- _Work order_
From the records below, take each line where the string "title" shows up and copy it.

- _The data_
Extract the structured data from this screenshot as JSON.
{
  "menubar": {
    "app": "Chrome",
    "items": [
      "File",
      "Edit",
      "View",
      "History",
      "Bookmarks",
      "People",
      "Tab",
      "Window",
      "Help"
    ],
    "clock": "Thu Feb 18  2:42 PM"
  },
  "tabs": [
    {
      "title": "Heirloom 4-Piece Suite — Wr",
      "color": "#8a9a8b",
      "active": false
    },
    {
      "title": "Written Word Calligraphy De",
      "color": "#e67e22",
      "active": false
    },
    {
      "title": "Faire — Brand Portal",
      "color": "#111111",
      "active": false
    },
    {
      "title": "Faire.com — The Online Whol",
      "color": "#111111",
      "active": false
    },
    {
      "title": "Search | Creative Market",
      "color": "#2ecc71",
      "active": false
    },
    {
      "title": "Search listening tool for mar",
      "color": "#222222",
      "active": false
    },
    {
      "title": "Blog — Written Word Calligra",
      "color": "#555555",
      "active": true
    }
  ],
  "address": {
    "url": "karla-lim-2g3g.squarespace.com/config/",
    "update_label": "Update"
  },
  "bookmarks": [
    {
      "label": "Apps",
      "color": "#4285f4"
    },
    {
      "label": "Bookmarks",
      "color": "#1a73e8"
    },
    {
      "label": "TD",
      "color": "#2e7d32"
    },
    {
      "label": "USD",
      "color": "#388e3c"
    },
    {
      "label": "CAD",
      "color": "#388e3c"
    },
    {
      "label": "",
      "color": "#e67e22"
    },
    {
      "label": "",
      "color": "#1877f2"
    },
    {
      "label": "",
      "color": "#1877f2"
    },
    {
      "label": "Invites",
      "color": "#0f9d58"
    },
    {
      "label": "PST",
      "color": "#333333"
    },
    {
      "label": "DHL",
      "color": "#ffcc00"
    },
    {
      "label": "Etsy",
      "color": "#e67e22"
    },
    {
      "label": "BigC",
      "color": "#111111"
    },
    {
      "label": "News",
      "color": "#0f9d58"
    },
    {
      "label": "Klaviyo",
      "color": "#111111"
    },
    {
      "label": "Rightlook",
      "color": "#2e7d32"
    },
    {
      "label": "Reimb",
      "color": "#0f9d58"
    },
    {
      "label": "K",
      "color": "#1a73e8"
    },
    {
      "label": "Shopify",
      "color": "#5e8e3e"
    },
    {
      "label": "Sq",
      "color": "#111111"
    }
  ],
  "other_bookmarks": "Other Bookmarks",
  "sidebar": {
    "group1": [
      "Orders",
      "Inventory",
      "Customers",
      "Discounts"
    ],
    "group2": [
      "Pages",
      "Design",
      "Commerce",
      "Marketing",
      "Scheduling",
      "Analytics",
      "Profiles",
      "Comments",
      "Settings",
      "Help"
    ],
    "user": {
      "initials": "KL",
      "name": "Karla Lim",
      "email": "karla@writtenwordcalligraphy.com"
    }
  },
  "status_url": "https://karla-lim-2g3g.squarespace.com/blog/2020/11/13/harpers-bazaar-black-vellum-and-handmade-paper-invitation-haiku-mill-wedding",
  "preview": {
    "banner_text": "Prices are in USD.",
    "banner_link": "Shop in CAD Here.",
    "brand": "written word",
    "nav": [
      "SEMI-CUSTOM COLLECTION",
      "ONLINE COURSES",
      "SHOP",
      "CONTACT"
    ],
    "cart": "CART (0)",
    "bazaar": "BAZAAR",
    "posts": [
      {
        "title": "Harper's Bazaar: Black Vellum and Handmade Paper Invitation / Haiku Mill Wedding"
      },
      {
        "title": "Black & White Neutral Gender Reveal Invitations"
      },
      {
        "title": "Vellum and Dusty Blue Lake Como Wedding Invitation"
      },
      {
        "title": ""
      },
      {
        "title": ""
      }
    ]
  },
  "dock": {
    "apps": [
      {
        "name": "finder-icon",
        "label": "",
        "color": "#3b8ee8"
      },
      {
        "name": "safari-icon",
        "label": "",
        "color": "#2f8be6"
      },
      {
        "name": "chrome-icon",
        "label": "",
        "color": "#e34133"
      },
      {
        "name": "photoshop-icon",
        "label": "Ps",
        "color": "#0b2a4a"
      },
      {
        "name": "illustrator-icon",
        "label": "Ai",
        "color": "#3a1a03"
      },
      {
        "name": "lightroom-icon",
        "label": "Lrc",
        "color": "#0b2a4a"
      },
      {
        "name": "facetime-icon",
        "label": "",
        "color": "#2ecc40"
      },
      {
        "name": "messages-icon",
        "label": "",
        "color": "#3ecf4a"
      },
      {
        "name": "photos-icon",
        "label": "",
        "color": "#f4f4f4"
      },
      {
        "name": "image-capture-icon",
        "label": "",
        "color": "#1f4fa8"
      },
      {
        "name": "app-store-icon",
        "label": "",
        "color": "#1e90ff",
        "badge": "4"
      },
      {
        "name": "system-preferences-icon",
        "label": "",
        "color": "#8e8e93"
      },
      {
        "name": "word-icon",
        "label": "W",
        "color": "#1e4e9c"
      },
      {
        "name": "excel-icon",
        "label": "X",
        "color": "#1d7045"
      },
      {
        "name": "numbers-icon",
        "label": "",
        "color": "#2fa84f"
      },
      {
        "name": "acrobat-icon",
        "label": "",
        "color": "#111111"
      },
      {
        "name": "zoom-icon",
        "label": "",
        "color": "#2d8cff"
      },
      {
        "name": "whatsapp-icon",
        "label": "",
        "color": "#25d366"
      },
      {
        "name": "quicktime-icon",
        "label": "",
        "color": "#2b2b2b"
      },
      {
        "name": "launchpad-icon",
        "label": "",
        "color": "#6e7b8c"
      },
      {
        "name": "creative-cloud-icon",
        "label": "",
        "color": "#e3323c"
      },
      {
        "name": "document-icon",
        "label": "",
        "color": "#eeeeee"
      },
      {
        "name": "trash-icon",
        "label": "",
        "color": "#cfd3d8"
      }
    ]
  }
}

- _Response area_
      "title": "Heirloom 4-Piece Suite — Wr",
      "title": "Written Word Calligraphy De",
      "title": "Faire — Brand Portal",
      "title": "Faire.com — The Online Whol",
      "title": "Search | Creative Market",
      "title": "Search listening tool for mar",
      "title": "Blog — Written Word Calligra",
        "title": "Harper's Bazaar: Black Vellum and Handmade Paper Invitation / Haiku Mill Wedding"
        "title": "Black & White Neutral Gender Reveal Invitations"
        "title": "Vellum and Dusty Blue Lake Como Wedding Invitation"
        "title": ""
        "title": ""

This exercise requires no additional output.